Provide meaningful link text unlike "click here"
Screen reader users can generate a list of links and navigate them alphabetically; so make sure your link text is meaningful when it is read out of context and that it is unique.
For users of speech recognition software who do not use a mouse, make sure the link text is easy to speak out loud.
"Register for the webinar" provides a better user experience than "click here."
Use unique and specific link text where possible
The duplicated link text can be confusing when using assistive technologies. For example, if "download report" is used multiple times on the same page for different files, how will users know which report they are downloading? Instead of linking "download the report" use "download the ACEBR Annual Report 2020 (PDF, 1MB)".

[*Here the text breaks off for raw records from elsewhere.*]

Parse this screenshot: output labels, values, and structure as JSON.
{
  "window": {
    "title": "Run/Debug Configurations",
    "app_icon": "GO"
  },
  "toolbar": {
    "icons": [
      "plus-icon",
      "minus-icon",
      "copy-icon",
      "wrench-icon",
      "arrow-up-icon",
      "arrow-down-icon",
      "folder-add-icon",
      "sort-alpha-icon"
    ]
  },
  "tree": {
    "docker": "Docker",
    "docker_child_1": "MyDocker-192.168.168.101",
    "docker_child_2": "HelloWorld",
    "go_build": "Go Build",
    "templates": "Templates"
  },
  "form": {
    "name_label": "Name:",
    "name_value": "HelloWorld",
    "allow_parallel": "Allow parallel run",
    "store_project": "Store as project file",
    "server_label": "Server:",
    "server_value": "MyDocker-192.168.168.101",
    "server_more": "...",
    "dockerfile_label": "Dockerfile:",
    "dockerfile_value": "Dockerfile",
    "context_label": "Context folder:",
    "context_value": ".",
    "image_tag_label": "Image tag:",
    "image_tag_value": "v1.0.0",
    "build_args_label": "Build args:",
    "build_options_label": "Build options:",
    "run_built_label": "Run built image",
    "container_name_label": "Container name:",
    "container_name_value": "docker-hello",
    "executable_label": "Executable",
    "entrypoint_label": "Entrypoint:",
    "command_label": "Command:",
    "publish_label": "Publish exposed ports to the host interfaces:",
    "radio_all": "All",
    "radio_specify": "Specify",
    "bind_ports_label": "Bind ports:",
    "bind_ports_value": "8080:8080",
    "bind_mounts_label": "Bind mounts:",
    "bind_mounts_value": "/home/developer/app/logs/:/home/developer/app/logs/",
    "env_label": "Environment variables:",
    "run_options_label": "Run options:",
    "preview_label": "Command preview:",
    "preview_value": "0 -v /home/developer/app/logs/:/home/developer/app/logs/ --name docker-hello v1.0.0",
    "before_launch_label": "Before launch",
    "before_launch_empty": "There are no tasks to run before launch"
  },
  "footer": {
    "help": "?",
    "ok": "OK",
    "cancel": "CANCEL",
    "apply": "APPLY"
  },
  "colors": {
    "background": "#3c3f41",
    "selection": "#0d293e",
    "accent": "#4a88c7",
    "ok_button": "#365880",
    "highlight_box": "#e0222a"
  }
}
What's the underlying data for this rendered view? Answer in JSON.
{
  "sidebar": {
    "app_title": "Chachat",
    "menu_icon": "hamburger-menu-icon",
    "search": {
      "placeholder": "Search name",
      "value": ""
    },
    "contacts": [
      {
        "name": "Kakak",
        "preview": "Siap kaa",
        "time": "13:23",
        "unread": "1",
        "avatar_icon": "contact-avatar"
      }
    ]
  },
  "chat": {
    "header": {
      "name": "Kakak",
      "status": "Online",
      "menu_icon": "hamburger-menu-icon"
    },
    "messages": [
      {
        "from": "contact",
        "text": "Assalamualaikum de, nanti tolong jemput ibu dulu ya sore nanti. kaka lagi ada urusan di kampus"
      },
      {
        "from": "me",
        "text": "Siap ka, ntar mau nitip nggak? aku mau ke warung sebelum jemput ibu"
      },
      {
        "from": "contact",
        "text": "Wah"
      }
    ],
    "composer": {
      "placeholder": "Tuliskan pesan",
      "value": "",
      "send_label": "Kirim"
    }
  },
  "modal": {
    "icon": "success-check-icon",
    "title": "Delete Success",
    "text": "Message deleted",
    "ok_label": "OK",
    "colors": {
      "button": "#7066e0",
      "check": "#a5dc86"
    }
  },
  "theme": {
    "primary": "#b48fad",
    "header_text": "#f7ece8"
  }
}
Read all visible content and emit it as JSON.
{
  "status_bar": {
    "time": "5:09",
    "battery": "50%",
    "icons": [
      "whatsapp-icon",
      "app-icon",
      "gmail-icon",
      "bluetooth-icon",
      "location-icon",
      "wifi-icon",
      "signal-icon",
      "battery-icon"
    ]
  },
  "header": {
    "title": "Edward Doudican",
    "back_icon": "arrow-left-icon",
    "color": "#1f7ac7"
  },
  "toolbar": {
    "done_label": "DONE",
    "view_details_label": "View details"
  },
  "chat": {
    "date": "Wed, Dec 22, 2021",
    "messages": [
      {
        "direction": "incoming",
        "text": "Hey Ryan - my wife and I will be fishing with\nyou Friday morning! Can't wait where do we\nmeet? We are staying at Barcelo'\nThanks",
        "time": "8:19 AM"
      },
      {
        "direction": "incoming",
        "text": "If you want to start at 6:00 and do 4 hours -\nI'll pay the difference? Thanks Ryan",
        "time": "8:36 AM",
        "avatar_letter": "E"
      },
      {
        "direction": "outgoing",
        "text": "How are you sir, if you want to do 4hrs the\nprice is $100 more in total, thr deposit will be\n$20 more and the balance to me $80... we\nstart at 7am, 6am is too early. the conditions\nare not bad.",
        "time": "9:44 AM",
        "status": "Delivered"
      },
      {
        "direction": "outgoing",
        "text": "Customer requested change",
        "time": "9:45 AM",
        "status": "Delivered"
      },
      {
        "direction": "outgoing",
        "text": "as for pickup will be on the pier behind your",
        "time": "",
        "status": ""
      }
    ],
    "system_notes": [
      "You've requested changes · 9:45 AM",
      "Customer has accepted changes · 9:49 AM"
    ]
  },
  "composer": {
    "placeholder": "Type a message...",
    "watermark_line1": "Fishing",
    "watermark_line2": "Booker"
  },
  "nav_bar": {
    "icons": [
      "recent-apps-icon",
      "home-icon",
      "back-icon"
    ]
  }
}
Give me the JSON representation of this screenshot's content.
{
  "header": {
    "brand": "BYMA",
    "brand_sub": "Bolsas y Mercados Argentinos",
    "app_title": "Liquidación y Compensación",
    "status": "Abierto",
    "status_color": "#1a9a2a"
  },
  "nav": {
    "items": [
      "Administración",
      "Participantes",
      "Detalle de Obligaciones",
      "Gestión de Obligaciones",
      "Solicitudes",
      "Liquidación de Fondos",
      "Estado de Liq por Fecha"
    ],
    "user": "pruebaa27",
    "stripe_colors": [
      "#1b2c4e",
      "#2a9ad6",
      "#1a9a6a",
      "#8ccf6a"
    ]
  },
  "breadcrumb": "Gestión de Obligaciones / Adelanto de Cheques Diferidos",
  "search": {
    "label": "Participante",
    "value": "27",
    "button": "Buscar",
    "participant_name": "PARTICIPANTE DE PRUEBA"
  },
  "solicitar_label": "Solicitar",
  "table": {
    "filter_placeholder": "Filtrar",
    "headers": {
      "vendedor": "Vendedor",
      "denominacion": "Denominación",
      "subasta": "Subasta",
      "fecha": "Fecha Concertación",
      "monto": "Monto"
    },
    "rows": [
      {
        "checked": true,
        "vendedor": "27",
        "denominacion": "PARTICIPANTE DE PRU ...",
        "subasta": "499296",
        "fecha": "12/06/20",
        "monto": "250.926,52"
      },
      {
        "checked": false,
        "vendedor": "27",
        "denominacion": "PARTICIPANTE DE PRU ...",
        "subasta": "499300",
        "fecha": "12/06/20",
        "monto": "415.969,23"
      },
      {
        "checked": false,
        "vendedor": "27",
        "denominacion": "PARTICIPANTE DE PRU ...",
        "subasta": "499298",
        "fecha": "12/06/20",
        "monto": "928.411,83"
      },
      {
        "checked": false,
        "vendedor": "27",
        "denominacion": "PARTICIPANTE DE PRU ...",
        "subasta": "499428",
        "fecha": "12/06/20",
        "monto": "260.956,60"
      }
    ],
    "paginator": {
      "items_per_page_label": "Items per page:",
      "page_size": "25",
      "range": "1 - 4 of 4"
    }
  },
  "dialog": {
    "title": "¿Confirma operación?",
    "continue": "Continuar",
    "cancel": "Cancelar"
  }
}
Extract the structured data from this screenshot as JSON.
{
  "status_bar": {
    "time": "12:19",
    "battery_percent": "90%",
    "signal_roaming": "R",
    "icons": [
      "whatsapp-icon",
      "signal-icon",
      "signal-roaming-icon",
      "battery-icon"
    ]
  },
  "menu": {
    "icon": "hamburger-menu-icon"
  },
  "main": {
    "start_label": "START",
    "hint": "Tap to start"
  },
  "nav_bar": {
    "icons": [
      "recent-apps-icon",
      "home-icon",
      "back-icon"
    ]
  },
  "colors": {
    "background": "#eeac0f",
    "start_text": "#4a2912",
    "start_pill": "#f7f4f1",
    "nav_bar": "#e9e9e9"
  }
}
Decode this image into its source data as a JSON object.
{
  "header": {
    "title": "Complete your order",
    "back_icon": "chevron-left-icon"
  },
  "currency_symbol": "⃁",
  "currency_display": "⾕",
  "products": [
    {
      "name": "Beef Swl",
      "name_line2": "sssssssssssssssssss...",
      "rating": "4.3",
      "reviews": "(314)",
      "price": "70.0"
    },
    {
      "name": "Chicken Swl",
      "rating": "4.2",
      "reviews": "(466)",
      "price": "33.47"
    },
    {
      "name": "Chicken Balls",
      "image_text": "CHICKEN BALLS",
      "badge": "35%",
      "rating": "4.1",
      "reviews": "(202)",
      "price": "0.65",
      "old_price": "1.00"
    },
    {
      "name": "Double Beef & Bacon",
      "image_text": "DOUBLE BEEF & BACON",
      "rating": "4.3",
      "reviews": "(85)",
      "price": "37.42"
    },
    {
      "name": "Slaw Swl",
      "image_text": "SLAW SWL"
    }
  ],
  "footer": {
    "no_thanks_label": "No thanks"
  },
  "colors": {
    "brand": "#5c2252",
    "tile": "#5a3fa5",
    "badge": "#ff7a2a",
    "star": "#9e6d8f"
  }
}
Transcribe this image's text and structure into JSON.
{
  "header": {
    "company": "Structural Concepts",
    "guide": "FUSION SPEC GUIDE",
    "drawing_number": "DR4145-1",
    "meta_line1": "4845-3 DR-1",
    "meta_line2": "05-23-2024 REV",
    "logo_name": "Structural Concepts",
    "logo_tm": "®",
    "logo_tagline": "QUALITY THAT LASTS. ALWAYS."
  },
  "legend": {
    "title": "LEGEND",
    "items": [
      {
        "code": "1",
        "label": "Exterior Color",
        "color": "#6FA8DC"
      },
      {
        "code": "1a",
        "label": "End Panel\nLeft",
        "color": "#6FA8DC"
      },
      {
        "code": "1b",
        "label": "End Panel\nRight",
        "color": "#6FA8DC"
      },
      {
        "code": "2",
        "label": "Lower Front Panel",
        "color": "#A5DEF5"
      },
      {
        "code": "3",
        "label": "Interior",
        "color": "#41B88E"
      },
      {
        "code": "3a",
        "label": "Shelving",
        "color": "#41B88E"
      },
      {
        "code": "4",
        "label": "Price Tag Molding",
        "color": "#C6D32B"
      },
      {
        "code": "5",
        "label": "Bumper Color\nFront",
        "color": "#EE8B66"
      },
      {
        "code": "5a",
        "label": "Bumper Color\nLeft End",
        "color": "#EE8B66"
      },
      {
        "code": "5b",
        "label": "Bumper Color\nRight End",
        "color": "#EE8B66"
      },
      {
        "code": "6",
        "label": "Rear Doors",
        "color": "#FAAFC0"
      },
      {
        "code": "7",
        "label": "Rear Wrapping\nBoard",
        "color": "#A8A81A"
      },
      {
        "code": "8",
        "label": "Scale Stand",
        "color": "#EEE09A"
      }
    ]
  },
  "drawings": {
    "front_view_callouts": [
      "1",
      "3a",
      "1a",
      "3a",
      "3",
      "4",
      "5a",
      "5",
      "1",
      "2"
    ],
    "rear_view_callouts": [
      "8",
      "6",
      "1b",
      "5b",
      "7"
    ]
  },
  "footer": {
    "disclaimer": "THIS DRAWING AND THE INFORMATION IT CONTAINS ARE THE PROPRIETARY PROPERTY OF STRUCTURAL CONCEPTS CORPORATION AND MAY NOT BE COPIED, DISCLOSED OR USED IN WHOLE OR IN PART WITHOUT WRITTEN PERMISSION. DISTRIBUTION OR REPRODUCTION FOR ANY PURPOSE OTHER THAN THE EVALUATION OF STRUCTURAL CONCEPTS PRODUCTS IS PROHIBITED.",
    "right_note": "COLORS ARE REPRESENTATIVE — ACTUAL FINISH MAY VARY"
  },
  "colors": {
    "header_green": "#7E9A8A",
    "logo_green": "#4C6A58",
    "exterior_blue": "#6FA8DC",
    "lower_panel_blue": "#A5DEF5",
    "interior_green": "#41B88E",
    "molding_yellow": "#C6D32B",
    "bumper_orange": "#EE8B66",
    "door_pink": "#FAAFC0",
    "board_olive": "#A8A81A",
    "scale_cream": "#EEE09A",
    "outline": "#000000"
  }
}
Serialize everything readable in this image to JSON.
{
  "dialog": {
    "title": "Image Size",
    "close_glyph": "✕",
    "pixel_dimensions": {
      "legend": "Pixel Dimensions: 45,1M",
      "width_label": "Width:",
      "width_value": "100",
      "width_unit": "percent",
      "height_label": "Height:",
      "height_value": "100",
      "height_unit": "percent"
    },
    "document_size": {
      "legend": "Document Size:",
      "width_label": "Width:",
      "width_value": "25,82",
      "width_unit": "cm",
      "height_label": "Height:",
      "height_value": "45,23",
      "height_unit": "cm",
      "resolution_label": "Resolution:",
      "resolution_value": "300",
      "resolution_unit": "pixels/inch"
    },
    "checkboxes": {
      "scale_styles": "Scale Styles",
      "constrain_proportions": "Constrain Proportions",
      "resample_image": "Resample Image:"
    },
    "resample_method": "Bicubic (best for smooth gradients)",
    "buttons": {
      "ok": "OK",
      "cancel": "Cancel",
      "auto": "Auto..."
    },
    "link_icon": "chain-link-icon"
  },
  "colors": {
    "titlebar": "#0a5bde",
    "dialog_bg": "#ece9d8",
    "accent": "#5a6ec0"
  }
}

Indicate when a link is to a file
This way the user knows they will be opening or downloading a file onto their device. Including the file type and size is considered best practice.
Avoid linking full URLs as the link text
Consider users who must listen to a screen reader read the full URL and speech recognition software users who must read the entire URL out loud.
- Best practice: Wollongong City Council waste management fees and charges
- Poor practice: https://wollongong.nsw.gov.au/your-council/fees-and-charges/fees-and-charges?fee=Waste%20Management%20
Avoid opening links in a new window/tab
If a link must open in a new window/tab, let people know.
While this technique is not strictly required for WCAG compliance, communicating the link's behaviour will remove confusion for everyone, particularly users of assistive technology.